[Required action]:
Every record must be reproduced exactly. Leave none out.

[Given records]:
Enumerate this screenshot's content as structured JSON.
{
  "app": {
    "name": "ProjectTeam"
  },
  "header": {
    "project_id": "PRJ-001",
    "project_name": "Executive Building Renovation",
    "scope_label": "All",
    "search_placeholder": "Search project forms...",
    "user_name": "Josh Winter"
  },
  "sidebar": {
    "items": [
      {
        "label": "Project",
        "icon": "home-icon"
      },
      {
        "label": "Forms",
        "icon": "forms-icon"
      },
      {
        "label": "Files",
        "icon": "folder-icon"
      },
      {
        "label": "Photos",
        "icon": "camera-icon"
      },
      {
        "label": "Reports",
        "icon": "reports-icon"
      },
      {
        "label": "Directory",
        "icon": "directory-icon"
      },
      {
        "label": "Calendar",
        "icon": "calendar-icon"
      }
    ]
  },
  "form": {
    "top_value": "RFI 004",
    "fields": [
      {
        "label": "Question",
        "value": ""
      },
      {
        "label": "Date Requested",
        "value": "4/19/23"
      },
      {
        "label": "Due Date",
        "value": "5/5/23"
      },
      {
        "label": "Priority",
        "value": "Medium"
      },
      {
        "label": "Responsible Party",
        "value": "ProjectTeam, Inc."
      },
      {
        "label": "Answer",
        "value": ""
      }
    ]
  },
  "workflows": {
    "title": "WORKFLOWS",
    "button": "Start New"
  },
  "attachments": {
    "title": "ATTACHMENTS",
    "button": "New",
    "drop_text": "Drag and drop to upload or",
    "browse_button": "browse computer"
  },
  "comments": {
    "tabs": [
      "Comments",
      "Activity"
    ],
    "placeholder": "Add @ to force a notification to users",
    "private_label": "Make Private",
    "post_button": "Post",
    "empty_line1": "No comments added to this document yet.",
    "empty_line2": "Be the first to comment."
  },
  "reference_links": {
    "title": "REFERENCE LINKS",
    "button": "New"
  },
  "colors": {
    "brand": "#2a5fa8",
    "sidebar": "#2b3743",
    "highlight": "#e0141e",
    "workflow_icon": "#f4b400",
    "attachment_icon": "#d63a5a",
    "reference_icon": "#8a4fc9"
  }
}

[Exercise response]:
Enumerate this screenshot's content as structured JSON.
{
  "app": {
    "name": "ProjectTeam"
  },
  "header": {
    "project_id": "PRJ-001",
    "project_name": "Executive Building Renovation",
    "scope_label": "All",
    "search_placeholder": "Search project forms...",
    "user_name": "Josh Winter"
  },
  "sidebar": {
    "items": [
      {
        "label": "Project",
        "icon": "home-icon"
      },
      {
        "label": "Forms",
        "icon": "forms-icon"
      },
      {
        "label": "Files",
        "icon": "folder-icon"
      },
      {
        "label": "Photos",
        "icon": "camera-icon"
      },
      {
        "label": "Reports",
        "icon": "reports-icon"
      },
      {
        "label": "Directory",
        "icon": "directory-icon"
      },
      {
        "label": "Calendar",
        "icon": "calendar-icon"
      }
    ]
  },
  "form": {
    "top_value": "RFI 004",
    "fields": [
      {
        "label": "Question",
        "value": ""
      },
      {
        "label": "Date Requested",
        "value": "4/19/23"
      },
      {
        "label": "Due Date",
        "value": "5/5/23"
      },
      {
        "label": "Priority",
        "value": "Medium"
      },
      {
        "label": "Responsible Party",
        "value": "ProjectTeam, Inc."
      },
      {
        "label": "Answer",
        "value": ""
      }
    ]
  },
  "workflows": {
    "title": "WORKFLOWS",
    "button": "Start New"
  },
  "attachments": {
    "title": "ATTACHMENTS",
    "button": "New",
    "drop_text": "Drag and drop to upload or",
    "browse_button": "browse computer"
  },
  "comments": {
    "tabs": [
      "Comments",
      "Activity"
    ],
    "placeholder": "Add @ to force a notification to users",
    "private_label": "Make Private",
    "post_button": "Post",
    "empty_line1": "No comments added to this document yet.",
    "empty_line2": "Be the first to comment."
  },
  "reference_links": {
    "title": "REFERENCE LINKS",
    "button": "New"
  },
  "colors": {
    "brand": "#2a5fa8",
    "sidebar": "#2b3743",
    "highlight": "#e0141e",
    "workflow_icon": "#f4b400",
    "attachment_icon": "#d63a5a",
    "reference_icon": "#8a4fc9"
  }
}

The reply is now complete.